───── Given records ─────

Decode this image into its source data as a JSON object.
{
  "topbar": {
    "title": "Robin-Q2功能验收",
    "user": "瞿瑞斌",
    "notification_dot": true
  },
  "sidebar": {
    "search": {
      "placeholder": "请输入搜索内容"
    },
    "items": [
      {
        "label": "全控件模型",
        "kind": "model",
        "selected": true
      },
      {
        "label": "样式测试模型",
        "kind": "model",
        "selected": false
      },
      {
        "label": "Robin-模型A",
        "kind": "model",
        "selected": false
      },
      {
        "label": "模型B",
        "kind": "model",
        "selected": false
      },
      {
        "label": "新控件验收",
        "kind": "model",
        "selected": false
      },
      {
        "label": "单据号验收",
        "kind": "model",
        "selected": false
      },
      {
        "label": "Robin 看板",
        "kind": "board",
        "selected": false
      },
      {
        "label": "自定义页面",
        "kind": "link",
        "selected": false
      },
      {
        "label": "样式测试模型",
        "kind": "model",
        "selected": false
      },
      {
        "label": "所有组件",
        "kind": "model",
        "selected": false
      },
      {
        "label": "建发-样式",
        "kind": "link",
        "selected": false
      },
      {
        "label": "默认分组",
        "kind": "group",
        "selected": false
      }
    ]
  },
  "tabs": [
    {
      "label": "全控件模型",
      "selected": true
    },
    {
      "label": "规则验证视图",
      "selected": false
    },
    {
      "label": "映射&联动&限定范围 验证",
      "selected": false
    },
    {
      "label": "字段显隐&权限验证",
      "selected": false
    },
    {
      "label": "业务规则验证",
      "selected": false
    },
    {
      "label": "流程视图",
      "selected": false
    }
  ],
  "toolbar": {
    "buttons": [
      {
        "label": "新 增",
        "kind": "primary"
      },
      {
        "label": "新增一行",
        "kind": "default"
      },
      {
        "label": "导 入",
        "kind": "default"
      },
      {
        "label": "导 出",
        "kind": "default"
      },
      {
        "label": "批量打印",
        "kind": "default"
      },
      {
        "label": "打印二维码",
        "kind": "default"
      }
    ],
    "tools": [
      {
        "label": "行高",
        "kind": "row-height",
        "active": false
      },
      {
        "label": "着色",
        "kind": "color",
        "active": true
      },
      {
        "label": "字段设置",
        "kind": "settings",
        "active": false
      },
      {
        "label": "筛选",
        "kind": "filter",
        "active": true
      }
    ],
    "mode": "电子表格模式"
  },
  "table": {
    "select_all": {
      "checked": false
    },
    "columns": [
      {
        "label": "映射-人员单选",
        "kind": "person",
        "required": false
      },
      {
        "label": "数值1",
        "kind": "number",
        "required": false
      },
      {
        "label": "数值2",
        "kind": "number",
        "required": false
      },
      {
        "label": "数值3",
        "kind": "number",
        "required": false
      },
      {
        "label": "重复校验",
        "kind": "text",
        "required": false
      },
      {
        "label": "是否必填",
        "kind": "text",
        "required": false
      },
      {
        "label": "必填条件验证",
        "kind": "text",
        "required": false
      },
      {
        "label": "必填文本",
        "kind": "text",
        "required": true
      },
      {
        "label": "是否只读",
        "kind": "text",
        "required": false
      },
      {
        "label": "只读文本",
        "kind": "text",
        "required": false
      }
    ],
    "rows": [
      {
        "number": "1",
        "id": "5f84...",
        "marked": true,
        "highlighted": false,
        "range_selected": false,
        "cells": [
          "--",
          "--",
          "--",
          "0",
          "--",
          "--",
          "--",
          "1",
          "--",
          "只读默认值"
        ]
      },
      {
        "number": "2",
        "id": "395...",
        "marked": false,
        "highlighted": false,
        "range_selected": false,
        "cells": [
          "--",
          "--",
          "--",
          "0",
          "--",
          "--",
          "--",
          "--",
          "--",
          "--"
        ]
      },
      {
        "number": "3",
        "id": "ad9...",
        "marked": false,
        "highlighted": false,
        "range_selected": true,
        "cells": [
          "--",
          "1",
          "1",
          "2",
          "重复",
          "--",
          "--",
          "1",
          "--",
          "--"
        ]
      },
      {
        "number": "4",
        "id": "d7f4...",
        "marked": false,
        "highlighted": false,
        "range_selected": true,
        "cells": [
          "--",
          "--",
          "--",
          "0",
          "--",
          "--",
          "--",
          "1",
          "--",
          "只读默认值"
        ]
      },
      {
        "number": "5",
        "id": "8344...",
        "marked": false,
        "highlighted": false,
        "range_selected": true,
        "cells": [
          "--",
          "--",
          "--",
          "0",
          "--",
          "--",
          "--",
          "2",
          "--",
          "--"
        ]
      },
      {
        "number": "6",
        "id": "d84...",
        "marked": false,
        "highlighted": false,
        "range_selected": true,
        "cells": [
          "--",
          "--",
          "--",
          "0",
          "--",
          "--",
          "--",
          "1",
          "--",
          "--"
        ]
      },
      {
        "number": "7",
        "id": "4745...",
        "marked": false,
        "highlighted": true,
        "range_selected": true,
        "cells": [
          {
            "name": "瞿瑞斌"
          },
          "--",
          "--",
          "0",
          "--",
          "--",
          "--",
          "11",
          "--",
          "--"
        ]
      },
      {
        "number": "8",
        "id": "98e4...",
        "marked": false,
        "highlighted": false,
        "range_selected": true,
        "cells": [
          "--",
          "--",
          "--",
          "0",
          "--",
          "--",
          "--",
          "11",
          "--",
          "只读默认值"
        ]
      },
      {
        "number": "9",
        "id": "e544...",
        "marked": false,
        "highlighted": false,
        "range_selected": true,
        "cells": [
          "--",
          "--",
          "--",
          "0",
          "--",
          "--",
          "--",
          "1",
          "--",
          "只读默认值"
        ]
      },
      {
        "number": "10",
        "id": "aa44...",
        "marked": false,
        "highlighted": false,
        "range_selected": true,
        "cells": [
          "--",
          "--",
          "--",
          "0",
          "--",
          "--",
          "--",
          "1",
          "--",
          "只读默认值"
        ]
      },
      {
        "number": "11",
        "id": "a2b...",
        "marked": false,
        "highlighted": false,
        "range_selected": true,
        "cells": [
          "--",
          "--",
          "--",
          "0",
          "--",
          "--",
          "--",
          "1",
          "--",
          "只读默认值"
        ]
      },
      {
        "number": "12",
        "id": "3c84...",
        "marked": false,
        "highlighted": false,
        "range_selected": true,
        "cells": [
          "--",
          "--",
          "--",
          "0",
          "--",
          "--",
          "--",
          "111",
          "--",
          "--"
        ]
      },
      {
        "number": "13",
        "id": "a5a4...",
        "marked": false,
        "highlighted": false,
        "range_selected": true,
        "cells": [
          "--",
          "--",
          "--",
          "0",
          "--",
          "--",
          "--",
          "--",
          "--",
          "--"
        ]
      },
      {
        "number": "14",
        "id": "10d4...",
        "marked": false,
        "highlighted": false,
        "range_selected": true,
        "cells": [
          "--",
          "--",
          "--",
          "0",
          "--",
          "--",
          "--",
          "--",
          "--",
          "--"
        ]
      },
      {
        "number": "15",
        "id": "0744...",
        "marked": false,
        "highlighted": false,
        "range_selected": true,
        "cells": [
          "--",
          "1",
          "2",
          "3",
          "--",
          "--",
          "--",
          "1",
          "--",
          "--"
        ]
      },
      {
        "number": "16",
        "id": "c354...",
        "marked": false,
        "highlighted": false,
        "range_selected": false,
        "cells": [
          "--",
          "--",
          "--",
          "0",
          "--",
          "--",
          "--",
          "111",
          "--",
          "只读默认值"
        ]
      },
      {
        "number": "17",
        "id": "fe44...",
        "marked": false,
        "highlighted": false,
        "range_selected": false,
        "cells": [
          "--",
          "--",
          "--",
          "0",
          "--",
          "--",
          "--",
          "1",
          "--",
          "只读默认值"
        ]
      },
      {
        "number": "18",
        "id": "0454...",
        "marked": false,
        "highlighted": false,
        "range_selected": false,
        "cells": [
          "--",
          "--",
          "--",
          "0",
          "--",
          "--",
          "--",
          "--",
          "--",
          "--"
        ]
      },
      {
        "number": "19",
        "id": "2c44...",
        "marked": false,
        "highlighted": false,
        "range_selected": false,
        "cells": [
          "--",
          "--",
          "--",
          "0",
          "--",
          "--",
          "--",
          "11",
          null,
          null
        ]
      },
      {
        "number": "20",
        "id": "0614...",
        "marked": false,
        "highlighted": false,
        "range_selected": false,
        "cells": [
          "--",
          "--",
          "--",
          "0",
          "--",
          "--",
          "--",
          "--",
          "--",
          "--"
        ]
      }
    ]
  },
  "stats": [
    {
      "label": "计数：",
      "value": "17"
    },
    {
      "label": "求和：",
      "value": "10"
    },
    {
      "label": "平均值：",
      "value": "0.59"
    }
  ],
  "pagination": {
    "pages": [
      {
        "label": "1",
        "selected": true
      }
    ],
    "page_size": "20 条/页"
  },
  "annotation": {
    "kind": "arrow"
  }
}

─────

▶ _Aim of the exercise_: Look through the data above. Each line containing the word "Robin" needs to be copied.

▶ _Your solution_:
    "title": "Robin-Q2功能验收",
        "label": "Robin-模型A",
        "label": "Robin 看板",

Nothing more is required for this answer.